12. Mr. Nankani argued that on earlier occasions such Sodium Vapour lamps were allowed to be imported without any objection. A close perusal of the Bill of Lading in respect of those imports shows that the contention of the appellant cannot be accepted. The import by GENELEC Ltd. Bombay dated 6th December 1982 contains a declaration that the importers required the goods for bonafide use as an integrated component of light fittings manufactured by them (the emphasis supplied by us). Similarly, the import on 22nd July 1982 by GENELEC Ltd. Bombay also contained a similar endorsement. It is to be noted that these imports were not under identical import policy now under scrutiny. In regard to the Import permitted by the Cochin Customs on 16-8-1983 we find that the same was imported under the Export House Licence and not under O.G.L. So it cannot be said that identical goods were permitted to be imported on previous occasions under the same import policy treating them as components. Since the actual users imported the goods and the Bills of Entry contained declarations to that effect the appellants cannot rely on those documents.

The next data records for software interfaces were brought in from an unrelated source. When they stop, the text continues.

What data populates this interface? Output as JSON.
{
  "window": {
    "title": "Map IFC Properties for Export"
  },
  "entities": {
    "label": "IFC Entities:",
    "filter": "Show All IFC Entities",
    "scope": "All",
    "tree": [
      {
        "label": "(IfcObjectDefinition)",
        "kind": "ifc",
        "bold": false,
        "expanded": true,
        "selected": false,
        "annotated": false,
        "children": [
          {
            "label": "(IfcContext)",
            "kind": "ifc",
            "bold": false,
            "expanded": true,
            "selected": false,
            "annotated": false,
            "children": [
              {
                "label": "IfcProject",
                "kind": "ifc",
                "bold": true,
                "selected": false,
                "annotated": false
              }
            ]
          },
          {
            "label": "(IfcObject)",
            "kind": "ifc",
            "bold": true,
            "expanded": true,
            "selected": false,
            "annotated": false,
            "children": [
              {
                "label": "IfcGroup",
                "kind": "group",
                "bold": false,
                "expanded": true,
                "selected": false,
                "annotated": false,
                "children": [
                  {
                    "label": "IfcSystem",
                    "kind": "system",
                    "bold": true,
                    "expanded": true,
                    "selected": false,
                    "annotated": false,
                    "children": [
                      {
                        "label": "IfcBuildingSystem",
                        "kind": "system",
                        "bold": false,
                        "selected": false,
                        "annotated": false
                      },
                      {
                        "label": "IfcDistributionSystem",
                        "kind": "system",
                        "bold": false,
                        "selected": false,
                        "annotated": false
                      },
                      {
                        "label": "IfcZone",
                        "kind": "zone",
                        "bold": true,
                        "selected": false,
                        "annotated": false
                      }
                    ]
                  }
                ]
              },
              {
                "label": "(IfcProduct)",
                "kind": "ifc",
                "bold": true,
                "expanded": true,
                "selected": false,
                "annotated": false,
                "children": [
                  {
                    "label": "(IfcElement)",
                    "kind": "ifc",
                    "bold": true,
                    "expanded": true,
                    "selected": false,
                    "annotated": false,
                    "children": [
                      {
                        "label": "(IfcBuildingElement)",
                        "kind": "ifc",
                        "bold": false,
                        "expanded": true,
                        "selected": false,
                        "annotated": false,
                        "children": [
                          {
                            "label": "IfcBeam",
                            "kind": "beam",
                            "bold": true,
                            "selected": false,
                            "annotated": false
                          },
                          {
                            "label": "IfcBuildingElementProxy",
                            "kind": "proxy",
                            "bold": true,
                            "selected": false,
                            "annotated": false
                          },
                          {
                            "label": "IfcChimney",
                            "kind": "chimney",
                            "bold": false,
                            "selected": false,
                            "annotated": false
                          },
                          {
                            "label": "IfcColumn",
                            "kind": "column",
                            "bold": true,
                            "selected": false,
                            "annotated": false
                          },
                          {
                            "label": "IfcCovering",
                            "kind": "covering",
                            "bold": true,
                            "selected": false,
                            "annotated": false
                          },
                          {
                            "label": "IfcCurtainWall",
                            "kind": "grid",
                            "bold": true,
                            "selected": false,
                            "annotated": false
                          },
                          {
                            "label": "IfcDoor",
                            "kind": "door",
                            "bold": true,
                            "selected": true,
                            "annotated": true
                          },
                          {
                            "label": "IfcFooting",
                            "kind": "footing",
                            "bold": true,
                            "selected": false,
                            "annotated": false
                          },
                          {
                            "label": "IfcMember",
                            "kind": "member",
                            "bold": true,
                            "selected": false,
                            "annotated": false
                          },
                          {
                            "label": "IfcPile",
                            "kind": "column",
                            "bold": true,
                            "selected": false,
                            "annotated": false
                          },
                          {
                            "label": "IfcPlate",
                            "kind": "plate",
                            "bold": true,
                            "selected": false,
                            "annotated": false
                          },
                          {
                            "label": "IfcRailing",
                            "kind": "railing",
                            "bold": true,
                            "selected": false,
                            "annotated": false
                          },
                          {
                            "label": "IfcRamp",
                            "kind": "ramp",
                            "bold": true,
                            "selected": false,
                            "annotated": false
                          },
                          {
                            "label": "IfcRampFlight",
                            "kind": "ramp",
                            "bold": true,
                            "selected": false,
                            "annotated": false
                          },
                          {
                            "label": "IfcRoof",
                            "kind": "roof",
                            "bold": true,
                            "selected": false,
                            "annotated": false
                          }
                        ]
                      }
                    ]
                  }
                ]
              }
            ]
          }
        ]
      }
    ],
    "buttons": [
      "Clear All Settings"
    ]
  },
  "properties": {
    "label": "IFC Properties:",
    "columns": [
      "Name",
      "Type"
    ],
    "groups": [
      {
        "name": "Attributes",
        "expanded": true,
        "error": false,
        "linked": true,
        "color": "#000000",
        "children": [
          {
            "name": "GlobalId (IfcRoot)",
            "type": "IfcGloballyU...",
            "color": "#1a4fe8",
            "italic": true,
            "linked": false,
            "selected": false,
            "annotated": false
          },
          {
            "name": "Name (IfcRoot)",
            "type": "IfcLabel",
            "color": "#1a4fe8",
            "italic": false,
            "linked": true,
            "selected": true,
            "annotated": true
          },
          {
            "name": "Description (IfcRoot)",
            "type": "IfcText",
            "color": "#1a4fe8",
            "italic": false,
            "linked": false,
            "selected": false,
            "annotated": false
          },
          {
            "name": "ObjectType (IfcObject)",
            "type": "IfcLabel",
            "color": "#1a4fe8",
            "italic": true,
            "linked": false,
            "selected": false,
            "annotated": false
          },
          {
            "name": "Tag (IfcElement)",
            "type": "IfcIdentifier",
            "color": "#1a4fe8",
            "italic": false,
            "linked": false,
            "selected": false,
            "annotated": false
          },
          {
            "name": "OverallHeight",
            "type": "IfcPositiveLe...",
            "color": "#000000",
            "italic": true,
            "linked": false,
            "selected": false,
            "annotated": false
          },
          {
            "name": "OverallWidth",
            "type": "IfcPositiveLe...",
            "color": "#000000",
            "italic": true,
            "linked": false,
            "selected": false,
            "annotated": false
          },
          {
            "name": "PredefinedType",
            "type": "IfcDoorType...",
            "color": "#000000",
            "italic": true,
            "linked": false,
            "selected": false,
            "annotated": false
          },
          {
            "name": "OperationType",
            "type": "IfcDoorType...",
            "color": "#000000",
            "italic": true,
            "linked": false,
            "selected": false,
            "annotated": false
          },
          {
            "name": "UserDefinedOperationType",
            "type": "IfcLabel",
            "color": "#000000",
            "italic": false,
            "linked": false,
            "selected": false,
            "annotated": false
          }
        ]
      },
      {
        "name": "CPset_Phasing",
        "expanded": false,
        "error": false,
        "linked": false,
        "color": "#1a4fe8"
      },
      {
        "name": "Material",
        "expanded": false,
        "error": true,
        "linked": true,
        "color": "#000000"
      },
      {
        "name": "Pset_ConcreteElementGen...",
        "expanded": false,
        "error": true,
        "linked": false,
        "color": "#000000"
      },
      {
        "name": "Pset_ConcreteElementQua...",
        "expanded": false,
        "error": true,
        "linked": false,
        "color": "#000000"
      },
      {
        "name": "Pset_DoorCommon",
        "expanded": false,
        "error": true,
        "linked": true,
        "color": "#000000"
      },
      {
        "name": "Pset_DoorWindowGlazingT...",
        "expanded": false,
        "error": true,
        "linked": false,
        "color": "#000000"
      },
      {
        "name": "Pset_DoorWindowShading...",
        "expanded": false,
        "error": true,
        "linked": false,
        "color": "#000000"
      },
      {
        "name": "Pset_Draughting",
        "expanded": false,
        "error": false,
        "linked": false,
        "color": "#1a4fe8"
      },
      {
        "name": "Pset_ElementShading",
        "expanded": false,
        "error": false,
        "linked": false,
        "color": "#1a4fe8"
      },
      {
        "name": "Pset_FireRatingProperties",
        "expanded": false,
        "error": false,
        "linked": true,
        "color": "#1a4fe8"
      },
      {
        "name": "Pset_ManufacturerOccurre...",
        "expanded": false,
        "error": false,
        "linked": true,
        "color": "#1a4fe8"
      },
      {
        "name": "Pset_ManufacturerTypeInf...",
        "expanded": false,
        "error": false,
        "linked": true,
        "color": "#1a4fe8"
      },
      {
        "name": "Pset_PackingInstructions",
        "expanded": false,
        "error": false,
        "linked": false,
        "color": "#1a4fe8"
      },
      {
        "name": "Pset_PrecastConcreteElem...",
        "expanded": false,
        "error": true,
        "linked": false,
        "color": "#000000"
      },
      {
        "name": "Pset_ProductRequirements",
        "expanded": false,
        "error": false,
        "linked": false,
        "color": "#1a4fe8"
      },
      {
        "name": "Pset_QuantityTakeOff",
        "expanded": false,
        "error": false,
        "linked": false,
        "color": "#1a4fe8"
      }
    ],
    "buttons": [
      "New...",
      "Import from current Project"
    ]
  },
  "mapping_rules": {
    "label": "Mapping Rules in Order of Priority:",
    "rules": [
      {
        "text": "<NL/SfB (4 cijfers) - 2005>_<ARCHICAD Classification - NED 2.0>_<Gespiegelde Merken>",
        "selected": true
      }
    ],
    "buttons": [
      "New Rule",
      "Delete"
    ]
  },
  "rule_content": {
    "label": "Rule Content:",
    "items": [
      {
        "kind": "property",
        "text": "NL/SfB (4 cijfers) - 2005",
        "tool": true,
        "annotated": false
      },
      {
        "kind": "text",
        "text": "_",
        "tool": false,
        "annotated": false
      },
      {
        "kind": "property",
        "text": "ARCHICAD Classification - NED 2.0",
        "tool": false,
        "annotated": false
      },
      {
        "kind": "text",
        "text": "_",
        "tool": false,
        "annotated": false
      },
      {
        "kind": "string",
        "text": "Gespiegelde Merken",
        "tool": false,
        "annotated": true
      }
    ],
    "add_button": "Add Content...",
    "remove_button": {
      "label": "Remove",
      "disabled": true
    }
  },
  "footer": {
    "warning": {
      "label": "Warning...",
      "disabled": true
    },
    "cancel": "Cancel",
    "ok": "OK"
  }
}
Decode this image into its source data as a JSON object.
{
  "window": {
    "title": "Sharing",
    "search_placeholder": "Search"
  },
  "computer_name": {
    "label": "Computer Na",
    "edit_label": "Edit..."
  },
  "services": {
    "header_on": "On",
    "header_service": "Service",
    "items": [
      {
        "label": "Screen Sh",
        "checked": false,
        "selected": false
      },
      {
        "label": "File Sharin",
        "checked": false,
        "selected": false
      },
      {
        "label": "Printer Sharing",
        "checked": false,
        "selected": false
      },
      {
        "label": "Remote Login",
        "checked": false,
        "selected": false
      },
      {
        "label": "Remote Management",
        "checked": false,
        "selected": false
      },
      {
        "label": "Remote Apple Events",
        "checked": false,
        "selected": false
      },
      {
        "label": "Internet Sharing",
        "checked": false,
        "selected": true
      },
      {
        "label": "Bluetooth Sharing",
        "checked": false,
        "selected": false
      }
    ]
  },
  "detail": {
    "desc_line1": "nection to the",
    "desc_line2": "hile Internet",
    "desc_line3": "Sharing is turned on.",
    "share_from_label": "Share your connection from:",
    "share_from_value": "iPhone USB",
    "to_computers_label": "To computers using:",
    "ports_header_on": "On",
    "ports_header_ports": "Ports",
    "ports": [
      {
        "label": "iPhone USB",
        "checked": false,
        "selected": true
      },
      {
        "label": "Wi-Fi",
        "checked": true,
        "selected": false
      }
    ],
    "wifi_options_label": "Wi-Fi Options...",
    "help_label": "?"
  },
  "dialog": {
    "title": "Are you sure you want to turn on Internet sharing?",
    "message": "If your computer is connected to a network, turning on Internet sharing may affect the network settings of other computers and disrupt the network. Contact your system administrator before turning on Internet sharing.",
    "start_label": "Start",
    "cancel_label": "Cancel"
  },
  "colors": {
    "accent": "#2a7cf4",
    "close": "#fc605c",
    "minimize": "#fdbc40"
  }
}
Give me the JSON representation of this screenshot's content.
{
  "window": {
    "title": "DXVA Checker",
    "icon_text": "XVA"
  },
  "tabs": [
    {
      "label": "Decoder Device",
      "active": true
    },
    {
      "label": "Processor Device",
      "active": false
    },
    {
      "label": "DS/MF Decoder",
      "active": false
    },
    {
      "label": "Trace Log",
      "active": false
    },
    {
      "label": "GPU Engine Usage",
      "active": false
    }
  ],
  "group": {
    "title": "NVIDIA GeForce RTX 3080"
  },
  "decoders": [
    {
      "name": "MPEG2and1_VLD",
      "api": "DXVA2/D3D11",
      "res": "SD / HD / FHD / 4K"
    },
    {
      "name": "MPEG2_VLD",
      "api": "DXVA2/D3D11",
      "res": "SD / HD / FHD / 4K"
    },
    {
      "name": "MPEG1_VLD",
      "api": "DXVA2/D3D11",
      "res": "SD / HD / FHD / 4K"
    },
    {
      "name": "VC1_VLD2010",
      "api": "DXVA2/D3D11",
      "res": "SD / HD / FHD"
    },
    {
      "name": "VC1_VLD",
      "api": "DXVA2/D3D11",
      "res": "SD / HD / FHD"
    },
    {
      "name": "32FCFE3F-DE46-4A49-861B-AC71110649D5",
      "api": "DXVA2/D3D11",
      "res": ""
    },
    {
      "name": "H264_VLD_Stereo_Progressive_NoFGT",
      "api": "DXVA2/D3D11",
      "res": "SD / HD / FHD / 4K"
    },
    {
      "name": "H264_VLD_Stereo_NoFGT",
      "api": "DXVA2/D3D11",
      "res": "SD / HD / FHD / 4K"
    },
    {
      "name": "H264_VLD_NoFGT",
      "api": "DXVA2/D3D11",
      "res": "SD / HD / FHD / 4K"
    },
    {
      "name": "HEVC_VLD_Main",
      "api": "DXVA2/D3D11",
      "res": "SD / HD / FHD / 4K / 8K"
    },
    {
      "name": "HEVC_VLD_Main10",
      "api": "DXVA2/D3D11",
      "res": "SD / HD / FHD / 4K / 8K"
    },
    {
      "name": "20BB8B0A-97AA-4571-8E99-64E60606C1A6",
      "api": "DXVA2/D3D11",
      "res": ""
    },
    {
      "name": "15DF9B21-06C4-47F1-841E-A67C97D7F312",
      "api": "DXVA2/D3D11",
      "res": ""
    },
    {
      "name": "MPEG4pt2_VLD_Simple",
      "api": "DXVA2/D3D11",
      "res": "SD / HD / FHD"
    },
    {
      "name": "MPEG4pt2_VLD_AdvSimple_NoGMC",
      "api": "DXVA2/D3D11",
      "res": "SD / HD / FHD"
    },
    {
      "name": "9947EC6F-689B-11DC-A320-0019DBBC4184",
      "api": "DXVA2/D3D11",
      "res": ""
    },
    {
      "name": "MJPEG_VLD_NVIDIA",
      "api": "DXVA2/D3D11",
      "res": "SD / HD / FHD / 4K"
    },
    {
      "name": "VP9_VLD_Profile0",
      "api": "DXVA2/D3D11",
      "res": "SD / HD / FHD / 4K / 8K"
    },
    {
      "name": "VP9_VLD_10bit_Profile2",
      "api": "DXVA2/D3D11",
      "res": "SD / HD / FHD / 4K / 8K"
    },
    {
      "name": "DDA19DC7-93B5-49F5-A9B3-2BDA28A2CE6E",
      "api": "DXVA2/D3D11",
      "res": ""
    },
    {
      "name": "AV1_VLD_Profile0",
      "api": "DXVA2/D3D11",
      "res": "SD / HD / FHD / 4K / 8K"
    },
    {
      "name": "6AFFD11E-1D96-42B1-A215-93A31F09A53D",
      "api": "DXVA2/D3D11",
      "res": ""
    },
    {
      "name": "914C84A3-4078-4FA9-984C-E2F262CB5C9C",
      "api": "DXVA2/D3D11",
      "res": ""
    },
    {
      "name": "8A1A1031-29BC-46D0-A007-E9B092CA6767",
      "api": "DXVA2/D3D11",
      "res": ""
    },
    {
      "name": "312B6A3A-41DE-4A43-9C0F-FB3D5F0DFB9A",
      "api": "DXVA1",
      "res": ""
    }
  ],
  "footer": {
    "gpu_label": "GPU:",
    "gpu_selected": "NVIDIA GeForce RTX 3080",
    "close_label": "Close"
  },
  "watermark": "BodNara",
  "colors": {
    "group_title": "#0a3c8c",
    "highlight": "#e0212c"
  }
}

13. Thus on a careful consideration of the materials placed we are of the view that the lower authorities have correctly held that the imported lamps in question cannot be treated as components for street lighting system. We do not also accept that the bulbs being not capable of domestic use would make any difference in regard to the issue.
14. We next considered the question of valuation. The appellant declared the price at Rs. 90A per piece. The value according to the price list relied upon by the department works out to Rs. 158/- per piece. In the show cause notice the department has only stated that "Rs.158/- appears to be the fair price for the item". The appellant wanted the department to make available the correspondence on this aspect. In fact, when he wrote to the department for the details there was a vague reply that the price list was an official price list obtained by Bombay Customs House in 1983, that it was "understood to be" the latest one, and that the department considered the price list to be valid for Indian market. We therefore consider that the respondent has not adduced sufficient evidence to hold that there was any under-invoicing.
15. A penalty has been imposed on the appellants. If the materials produced by the appellant were enough to hold that the value declared in invoice was just, the onus would be on the department to prove that the goods were undervalued. There is also no evidence or proof that the price quoted in the price list filed by the appellant was not the real value and that the transaction was motivated by extra commercial considerations. In the absence of such proof we are of the view that the value mentioned by the appellant has to be accepted. The contentions of the respondent on this aspect is not tenable.
16. In view of our Finding that the items are not components, the import would not be covered by valid licence.
17. The contravention under Section lll(d) of the Customs Act read with Section 3(2) of the Import and Export (Control) Act, 1947 has been made out. The fine of Rs. 1,50,000/- cannot be considered excessive in the circumstances of the matter.
18. The Collector imposed a penalty of Rs. 75,000/- under Section 112(a) of the Customs Act. We notice that the appellant has paid duty of Rs. 5,43,559/- and a demurrage of Rs. 22,641.88/-. We have held that there is no under-valuation. Considering all these circumstances, we are of the view that this is a fit case in which the penalty could be reduced to Rs. 40,000/-.
19. In the result the penalty is reduced from Rs. 75,000/- to Rs. 40,000/-. In another aspect the appeal fails and is dismissed.